All that the end-user cares about is that the system functions as expected – and SLAs should reflect this. They should be expressed as simply as possible, without using complicated language that could cause confusion. As well as keeping customers satisfied, this will make it easier for the engineers delivering the promises to make sure they can meet them.
SLAs should include factors out of your organization’s control. It can be easy to forget that sometimes some of your organization’s goals will be limited by factors that you can’t control. For instance, who is at fault if you promise to resolve all incidents within 24 hours, but your customer takes several hours to reply to one of your messages?
The number of SLIs and SLOs should be kept small. While it can be tempting to try and track every single metric, it is not necessary. Engineers have limited time and resources, so it is important that they put their energy into implementing things that matter most.
Under-promise and overdeliver. Just because you can promise something, it doesn’t mean that you should. Leaving an error budget means that customers will be impressed when you exceed expectations, and it also reduces the pressure on your team.
How do you measure SLIs, SLOs, and SLAs?
To form the basis of your SLIs and understand how reliable your service is, you should measure the rates of successful and unsuccessful queries.
SLIs are measured as a percentage – a measurement of 0% indicates nonexistent performance, while a measurement of 100% indicates perfect performance. A higher percentage means that the site is functioning well, which typically means that customer satisfaction will be higher.
SLOs are essentially the minimum percentage that an organization would like to achieve for its SLIs.
Given that hitting 100% all the time is likely to be unrealistic in most scenarios, an organization might set its SLO to 95%. While a more reliable service may seem more appealing to customers, it will cost more to operate, and can also slow down the velocity of development. This means that many organizations set their SLOs to the lowest level of reliability that they can get away with.
SLAs should be revisited regularly to make sure you’re measuring the right metrics within your organization. You should consistently be checking that they align with your business goals and your users’ goals. You should also be in regular contact with your users to get their feedback to try and identify areas for improvement. This means you can remove SLAs you no longer need and implement more useful ones. Teams should have full support from management when removing old SLAs and implementing new ones.

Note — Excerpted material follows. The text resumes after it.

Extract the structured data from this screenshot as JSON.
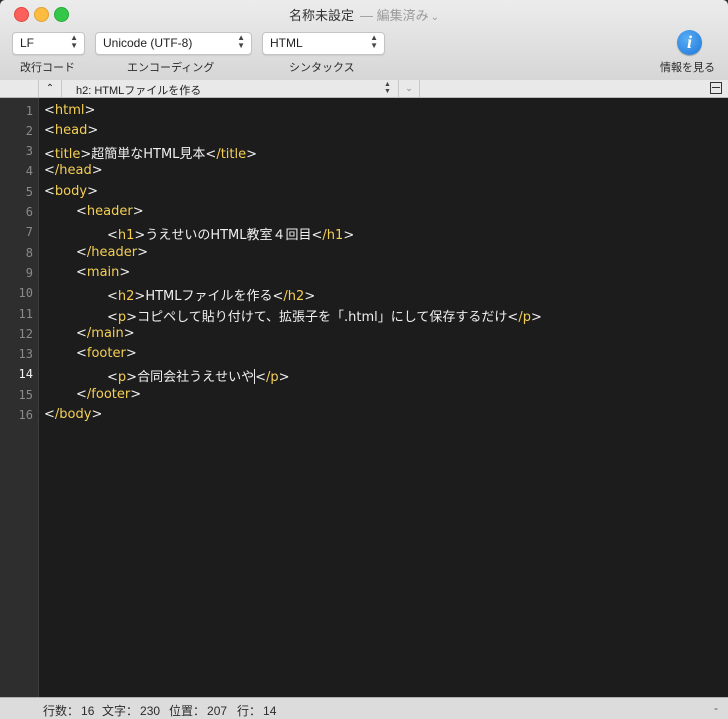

SLIs, SLOs, and SLAs are each created based on the assumption that a service will not be available 100% of the time.
Downtime, whether planned or unplanned, is inevitable – and it’s important that customers understand this.